┌──

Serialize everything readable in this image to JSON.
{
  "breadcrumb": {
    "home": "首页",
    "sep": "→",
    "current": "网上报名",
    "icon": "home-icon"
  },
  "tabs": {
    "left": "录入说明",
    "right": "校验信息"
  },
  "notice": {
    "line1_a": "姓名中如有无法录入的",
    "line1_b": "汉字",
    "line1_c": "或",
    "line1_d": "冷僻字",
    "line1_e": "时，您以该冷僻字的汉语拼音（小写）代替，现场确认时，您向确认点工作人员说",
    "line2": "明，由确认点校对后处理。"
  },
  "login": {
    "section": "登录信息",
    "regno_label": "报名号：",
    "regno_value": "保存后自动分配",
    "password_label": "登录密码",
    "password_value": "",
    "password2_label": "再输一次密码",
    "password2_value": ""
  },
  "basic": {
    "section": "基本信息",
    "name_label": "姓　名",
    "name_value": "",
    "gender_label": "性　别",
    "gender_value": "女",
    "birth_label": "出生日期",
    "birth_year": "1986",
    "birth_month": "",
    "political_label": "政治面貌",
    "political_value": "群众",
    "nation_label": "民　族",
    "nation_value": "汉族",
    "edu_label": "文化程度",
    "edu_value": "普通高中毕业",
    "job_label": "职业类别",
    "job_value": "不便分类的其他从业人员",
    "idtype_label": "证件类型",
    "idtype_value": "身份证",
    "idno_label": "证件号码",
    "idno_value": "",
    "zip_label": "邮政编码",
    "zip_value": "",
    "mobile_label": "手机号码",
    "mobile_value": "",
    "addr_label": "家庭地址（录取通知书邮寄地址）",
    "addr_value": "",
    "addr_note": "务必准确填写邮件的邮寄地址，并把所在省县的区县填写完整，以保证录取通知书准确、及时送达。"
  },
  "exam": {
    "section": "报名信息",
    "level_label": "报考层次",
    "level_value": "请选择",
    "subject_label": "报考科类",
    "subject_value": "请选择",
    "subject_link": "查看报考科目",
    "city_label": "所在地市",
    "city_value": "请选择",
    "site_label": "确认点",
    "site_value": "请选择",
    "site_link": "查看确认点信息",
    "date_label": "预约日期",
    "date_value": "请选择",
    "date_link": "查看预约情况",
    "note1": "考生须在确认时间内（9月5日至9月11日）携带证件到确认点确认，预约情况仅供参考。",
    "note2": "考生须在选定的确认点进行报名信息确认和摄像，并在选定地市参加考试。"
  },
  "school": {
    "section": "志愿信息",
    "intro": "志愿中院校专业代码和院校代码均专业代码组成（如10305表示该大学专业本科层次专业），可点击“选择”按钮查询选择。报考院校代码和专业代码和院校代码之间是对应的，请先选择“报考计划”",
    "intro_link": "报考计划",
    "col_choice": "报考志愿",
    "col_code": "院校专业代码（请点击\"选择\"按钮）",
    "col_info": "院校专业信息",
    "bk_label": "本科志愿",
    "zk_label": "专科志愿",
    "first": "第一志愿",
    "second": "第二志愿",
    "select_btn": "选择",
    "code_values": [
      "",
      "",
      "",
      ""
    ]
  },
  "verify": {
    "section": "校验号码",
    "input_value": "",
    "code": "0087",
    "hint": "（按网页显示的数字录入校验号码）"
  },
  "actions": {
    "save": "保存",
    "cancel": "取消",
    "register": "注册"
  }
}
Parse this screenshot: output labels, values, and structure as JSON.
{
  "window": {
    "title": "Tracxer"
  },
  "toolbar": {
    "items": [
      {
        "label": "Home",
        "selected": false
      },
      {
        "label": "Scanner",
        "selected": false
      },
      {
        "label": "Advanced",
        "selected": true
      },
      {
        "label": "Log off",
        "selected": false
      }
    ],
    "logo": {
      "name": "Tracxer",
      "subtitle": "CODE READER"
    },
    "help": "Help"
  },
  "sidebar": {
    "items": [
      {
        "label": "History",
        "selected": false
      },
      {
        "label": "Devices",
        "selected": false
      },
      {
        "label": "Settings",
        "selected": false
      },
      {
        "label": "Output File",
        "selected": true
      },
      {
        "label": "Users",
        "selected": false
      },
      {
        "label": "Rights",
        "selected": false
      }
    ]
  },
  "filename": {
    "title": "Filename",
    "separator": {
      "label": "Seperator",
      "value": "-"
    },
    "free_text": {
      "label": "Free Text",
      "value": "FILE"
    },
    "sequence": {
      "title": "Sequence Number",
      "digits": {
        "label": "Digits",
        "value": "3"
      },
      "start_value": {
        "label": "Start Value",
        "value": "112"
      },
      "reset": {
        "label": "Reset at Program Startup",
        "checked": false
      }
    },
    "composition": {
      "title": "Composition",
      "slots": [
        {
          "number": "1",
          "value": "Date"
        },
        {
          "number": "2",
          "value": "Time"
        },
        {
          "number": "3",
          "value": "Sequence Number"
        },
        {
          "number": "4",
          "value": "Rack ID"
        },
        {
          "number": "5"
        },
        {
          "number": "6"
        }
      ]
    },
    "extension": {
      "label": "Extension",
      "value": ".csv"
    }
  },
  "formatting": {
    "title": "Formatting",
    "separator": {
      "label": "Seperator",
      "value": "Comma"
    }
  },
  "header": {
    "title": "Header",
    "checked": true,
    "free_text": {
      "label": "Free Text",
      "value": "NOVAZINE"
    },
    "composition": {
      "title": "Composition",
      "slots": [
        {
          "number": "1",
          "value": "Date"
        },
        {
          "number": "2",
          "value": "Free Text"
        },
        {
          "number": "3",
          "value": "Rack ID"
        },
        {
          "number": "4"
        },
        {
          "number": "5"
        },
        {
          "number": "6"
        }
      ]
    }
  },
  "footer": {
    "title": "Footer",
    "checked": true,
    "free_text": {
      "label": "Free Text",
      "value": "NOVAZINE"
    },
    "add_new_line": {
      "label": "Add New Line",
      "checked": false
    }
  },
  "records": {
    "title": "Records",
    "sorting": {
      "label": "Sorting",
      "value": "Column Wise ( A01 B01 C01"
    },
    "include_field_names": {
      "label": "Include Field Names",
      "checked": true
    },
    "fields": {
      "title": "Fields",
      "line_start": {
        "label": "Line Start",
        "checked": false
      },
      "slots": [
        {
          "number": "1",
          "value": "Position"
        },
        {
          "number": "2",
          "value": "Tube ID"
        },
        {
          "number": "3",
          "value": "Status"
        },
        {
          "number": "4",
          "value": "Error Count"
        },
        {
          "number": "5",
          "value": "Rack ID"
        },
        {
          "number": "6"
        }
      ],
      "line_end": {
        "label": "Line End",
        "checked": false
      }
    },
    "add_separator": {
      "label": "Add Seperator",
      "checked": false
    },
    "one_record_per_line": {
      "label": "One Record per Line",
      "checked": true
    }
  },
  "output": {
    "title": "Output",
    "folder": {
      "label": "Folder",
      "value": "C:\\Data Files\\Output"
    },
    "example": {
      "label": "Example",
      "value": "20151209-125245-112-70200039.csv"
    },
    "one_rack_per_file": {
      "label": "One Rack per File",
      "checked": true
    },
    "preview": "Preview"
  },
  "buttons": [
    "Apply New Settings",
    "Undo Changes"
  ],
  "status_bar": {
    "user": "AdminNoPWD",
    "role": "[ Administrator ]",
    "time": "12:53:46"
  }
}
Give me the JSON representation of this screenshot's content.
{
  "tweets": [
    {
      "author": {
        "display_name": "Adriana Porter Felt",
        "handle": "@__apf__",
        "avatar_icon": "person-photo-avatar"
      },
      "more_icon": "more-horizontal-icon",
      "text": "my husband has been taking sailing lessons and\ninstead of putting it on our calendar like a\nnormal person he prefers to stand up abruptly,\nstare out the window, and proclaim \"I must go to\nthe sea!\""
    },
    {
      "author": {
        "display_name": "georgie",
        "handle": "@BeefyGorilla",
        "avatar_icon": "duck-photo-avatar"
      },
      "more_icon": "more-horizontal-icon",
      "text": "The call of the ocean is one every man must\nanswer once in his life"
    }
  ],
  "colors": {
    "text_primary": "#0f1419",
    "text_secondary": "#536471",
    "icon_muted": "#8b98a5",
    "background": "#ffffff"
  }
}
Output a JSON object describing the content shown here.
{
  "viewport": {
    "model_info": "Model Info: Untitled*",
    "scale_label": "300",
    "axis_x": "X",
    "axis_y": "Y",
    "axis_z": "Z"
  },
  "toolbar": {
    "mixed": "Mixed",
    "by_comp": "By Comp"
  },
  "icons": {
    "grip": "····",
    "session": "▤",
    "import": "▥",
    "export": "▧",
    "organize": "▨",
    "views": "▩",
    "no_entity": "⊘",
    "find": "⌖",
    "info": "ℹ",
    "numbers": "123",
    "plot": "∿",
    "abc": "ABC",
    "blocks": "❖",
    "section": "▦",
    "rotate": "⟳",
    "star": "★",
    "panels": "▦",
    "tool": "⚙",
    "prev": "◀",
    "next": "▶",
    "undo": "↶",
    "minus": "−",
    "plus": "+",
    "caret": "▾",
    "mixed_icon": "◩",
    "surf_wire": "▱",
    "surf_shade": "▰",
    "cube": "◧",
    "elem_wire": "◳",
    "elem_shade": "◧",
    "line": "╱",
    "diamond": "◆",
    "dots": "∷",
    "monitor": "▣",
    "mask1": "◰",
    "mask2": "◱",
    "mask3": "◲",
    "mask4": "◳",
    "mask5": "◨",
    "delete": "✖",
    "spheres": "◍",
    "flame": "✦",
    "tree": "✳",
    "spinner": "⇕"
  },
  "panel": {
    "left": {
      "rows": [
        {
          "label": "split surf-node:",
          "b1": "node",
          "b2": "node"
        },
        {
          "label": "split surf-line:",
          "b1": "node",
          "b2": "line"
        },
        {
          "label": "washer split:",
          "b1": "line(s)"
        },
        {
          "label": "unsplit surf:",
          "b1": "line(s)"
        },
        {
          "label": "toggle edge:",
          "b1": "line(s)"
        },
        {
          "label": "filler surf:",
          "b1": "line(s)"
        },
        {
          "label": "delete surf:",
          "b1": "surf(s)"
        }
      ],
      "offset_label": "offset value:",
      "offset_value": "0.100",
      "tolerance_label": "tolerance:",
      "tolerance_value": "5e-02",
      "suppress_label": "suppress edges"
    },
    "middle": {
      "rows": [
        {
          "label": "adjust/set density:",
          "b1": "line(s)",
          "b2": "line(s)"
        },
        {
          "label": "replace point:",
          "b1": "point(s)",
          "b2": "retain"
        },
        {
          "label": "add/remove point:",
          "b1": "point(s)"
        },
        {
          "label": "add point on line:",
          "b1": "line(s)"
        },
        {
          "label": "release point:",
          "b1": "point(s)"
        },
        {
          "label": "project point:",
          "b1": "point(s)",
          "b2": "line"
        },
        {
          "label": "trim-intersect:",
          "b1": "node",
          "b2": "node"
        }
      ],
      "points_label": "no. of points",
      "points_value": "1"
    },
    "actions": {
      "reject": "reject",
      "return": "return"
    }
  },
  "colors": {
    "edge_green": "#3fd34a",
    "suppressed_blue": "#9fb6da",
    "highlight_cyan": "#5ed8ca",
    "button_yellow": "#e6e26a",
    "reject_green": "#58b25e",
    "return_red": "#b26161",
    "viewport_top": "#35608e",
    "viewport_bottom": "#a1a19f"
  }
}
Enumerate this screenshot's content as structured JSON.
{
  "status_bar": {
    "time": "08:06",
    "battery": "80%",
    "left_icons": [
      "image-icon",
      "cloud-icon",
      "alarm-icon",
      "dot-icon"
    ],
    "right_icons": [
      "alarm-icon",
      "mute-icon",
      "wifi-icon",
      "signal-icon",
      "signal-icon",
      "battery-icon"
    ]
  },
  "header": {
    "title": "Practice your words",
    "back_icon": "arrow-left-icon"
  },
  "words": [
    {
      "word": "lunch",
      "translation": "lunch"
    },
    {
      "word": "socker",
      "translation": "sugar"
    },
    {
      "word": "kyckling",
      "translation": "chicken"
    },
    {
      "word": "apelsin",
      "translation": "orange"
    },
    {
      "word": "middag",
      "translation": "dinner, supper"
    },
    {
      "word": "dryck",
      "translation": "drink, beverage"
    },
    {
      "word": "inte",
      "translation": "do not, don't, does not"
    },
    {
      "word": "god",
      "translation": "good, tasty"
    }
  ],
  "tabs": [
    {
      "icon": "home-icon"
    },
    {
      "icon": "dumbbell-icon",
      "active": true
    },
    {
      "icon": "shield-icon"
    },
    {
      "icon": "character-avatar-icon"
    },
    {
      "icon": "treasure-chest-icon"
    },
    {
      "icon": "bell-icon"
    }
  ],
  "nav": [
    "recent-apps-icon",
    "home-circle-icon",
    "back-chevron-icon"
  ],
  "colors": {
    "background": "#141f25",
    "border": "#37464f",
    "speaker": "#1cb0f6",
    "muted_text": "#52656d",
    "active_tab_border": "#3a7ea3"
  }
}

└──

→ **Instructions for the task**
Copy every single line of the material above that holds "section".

→ **Expected answer**
    "section": "登录信息",
    "section": "基本信息",
    "section": "报名信息",
    "section": "志愿信息",
    "section": "校验号码",
    "section": "▦",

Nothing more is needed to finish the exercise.